Question: What Are The 3 Types Of Ethics?

What are the different types of ethics?

There are three categories of ethical theories: Normative ethics.

Meta ethics.

Applied ethics….The normative ethical theories that are briefly covered in this chapter are:Utilitarianism.Deontology.Virtue ethics.Ethics of care.Egoism.Religion or divine command theory.Natural Law.Social contract theory.More items….

Ethics are principles and values, which together with rules of conduct and laws, regulate a profession, such as the legal profession. They act as an important guide to ensure right and proper conduct in the daily practise of the law. Areas covered by ethical standards include: Independence, honesty and integrity.

What are the basic principles of professional ethics?

The principles–Mission, Truth, Lawfulness, Integrity, Stewardship, Excellence and Diversity–reflect the standard of ethical conduct expected of all Intelligence Community personnel, regardless of individual role or agency affiliation.

What is the difference between ethics and morals?

Both morality and ethics loosely have to do with distinguishing the difference between “good and bad” or “right and wrong.” Many people think of morality as something that’s personal and normative, whereas ethics is the standards of “good and bad” distinguished by a certain community or social setting.

What is ethics and its examples?

noun. Ethics is defined as a moral philosophy or code of morals practiced by a person or group of people. An example of ethics is a the code of conduct set by a business.

What is the main point of ethics?

At its simplest, ethics is a system of moral principles. They affect how people make decisions and lead their lives.

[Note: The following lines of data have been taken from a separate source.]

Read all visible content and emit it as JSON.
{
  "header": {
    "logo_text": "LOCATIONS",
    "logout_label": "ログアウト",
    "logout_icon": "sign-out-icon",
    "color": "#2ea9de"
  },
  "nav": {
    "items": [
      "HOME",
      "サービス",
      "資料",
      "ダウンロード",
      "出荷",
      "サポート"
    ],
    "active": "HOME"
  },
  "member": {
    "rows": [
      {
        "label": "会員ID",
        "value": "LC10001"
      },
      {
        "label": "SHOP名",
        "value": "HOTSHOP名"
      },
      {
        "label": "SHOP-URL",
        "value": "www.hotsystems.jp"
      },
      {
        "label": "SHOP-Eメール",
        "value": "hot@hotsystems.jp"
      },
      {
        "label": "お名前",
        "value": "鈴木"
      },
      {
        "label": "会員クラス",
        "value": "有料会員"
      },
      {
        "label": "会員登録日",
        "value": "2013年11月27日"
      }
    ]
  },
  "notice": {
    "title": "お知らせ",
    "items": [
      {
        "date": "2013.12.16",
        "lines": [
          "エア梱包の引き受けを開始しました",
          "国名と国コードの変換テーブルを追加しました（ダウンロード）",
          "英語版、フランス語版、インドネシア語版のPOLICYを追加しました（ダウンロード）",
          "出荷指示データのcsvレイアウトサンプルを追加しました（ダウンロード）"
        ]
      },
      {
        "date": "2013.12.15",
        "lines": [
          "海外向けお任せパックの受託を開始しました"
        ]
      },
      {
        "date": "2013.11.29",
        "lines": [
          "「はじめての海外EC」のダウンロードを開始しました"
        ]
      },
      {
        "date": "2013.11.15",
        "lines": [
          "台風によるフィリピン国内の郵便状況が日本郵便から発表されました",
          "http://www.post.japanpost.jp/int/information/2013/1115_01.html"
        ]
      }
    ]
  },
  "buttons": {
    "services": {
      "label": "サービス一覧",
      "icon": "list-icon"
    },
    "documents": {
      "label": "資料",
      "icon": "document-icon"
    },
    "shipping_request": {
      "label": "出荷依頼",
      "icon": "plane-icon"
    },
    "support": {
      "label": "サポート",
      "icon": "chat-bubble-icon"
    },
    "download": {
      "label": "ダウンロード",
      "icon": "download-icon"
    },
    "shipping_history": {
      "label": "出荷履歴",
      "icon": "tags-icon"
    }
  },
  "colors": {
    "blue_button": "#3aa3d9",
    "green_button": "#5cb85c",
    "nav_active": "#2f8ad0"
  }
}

Ethics is concerned with what is good for individuals and society and is also described as moral philosophy.

What are the 4 types of ethics?

Four broad categories of ethical theory include deontology, utilitarianism, rights, and virtues. The deontological class of ethical theories states that people should adhere to their obliga- tions and duties when engaged in decision making when ethics are in play.

What are the types of professional ethics?

Types of professional ethics:Meta ethics: (origin of ethical principle) It deals with origin of ethical principles that govern the specification of right and wrong behaviour. … Descriptive ethics: (moral beliefs) … Normative ethics: (self moral conduct) … Applied ethics: … Ability model: … Mixed model: … Trait model: … Extraversion:More items…

What are the 2 types of ethics?

Ethics. The field of ethics (or moral philosophy) involves systematizing, defending, and recommending concepts of right and wrong behavior. Philosophers today usually divide ethical theories into three general subject areas: metaethics, normative ethics, and applied ethics.

What are the 7 principles of ethics?

Terms in this set (7)beneficence. good health and welfare of the patient. … nonmaleficence. Intetionally action that cause harm.autonomy and confidentiality. Autonomy(freedon to decide right to refuse)confidentiality(private information)social justice. … Procedural justice. … veracity. … fidelity.

What is the example of ethics?

Examples of ethical behaviors in the workplace includes; obeying the company’s rules, effective communication, taking responsibility, accountability, professionalism, trust and mutual respect for your colleagues at work.

What are branches of ethics?

The three branches are metaethics, normative ethics (sometimes referred to as ethical theory), and applied ethics. Metaethics deals with whether morality exists.

What is the purpose of ethics?

The purpose of ethics is to define acceptable human behavior through knowing the types of actions, its consequences, and the limits of both humans and actions, as well as their acceptability.

What are personal ethics?

Personal ethics is a category of philosophy that determines what an individual believes about morality and right and wrong. This is usually distinguished from business ethics or legal ethics. These branches of ethics come from outside organizations or governments, not the individual’s conscience.